As you experiment with the CMUcamII camera from the Kit of Parts, make sure that you pay attention to the lighting environment in which you test. Most, if not all, of the competition venues will be very well lit, and the light levels will be much higher than you might expect. This will have an affect on the illumination levels received by the camera. But perhaps even more important, the type of lighting used in the competition venues will significantly affect the response of the camera. If you are testing your camera in a lighting environment that is markedly different, you may want to take steps to adjust the lighting to be more closely aligned with the competition lighting.

Back in my old stage lighting days, I learned that most gymnasium and coliseum locations use sodium vapor or mercury vapor lights. These lights usually have a color temperature of around 2000-2100 Kelvin, and have a noticeable yellow tone. This yellow tone will shift the color of the vision tetras as they are perceived by the camera. As most of the competitions will be held in these types of lighting environments, you will need to be aware of, and compensate for, this warmer lighting.

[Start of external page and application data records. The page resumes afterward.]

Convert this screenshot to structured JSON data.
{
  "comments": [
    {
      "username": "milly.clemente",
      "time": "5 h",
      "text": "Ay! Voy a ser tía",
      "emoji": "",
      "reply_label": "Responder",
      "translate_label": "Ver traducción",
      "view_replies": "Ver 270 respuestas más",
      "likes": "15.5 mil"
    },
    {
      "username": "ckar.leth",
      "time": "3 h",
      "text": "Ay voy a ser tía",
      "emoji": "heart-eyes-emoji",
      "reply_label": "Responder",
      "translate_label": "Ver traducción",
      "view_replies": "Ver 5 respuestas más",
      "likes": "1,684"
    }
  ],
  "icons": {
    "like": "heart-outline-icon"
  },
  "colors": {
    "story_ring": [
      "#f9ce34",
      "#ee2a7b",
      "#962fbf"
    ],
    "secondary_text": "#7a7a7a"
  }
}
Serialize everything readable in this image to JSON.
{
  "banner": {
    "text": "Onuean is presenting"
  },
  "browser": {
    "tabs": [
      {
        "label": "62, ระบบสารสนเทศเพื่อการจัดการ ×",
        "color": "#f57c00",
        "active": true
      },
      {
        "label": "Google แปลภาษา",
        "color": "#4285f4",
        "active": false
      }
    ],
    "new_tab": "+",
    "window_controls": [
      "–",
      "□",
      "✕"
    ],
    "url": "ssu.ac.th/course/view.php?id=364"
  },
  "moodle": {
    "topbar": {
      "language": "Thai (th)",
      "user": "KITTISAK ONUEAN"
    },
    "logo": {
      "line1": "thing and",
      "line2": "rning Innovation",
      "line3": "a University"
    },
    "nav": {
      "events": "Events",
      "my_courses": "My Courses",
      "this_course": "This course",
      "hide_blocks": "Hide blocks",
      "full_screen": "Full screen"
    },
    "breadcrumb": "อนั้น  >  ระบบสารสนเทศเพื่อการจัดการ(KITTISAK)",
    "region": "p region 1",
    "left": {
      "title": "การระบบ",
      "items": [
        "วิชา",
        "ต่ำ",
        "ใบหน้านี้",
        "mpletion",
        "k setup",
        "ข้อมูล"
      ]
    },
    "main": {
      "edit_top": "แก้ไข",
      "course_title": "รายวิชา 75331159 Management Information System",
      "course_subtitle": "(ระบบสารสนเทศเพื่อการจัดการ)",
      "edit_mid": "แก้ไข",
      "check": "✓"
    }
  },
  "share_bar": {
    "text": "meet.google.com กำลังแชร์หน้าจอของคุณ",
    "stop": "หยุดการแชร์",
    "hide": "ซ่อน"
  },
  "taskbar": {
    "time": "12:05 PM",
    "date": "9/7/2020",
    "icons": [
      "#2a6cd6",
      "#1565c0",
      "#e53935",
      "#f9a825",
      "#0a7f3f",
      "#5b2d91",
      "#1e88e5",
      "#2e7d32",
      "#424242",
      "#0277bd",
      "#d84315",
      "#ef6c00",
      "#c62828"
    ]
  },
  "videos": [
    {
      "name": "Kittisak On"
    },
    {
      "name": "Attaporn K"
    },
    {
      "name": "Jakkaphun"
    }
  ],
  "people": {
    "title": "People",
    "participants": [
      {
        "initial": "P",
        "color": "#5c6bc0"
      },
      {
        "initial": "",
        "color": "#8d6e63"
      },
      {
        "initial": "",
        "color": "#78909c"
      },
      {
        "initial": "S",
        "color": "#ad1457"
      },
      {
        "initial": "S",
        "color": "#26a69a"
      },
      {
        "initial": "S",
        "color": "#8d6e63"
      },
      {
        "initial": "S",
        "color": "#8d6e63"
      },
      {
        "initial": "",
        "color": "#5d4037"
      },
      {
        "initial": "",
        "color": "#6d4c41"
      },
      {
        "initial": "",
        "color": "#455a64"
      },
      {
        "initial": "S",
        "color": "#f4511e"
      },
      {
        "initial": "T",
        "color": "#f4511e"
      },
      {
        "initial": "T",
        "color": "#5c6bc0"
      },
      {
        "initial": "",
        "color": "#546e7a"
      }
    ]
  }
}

If your development environment is lit with standard florescent lighting as is found in most school rooms and shop environments, be aware of the heavy blue bias in the lighting. Florescent tubes have a color temperature of around 6500 Kelvin (standard broken spectrum tubes). This is noticeably bluer/cooler than typical daylight at mid day (around 5500 Kelvin) or bright metal halide lighting (around 4500 Kelvin). If you tightly calibrate your camera for this type of environment, you may run into problems when you get into competition lighting.

You can spend a lot of money to get a lighting colorimeter or spectroradiometer to measure the precise color temperature of your environment. But there are less involved, and less expensive, ways to get a reasonable approximation of what you can expect in the competition venues. One of the best ways to compensate for the differences in the lighting environments will be to get a 500 watt halogen work light (available at Home Depot and similar locations) and use it to light your test environment. Halogen lamps have a color temperature around 3200 Kelvin. One or two of these will dump a lot more lumens and a lot more warmth into your lighting. Add one or two targeted incandescent tungsten lamps (color temperature 2850 Kelvin for a typical 100 watt bulb), and you will be getting close to where you want to be.


Just as an idea–is there a way to set up at the venue a “Tetra-Rama” near the field where teams can calibrate their CMUcam with the honest-to-goodness tetras in the lighting of the arena?

Sometimes there’s just no substitute for the real thing.

I am guessing that they are going to do just that. I also dont really understand how the cameras work but couldnt they just post the values on the field? Or does it vary between cameras?

Calibration numbers will be provided by FIRST per this post:

OK, so I asked Steve Sargeant (the guy responsible for the lighting at all the regional competition events) exactly what the lighting set up will be at the events. He just responded that they are planning to use quartz halogen light arrays at the events, at least 85 foot candles, with a color temperature of 3200 Kelvin. So the original recommendation to use a pair of 500 watt halogen lights to set up your development environment to test the CMUcam II is still good. It should put you right where you want to be in terms of the typical lighting that will be at the regional competition.


The lighting is definitely difficult to test. We test with mercury lights which produces a huge amount of IR. The basic camera tracking would not work out of the box. We had to play with white balance on the configurations of the camera to tune for our lighting conditions. Be careful, the CMUcam GUI states white balance is turned on, but updating the configurations is not always assured depending on the camera state.

116’s modular electronics is awesome!
if you look closely at our controls box released at the start of the month, you will see a similar modular electronics box with pneumatics included!!
soon we will upload pictures,
~Andrew Lynch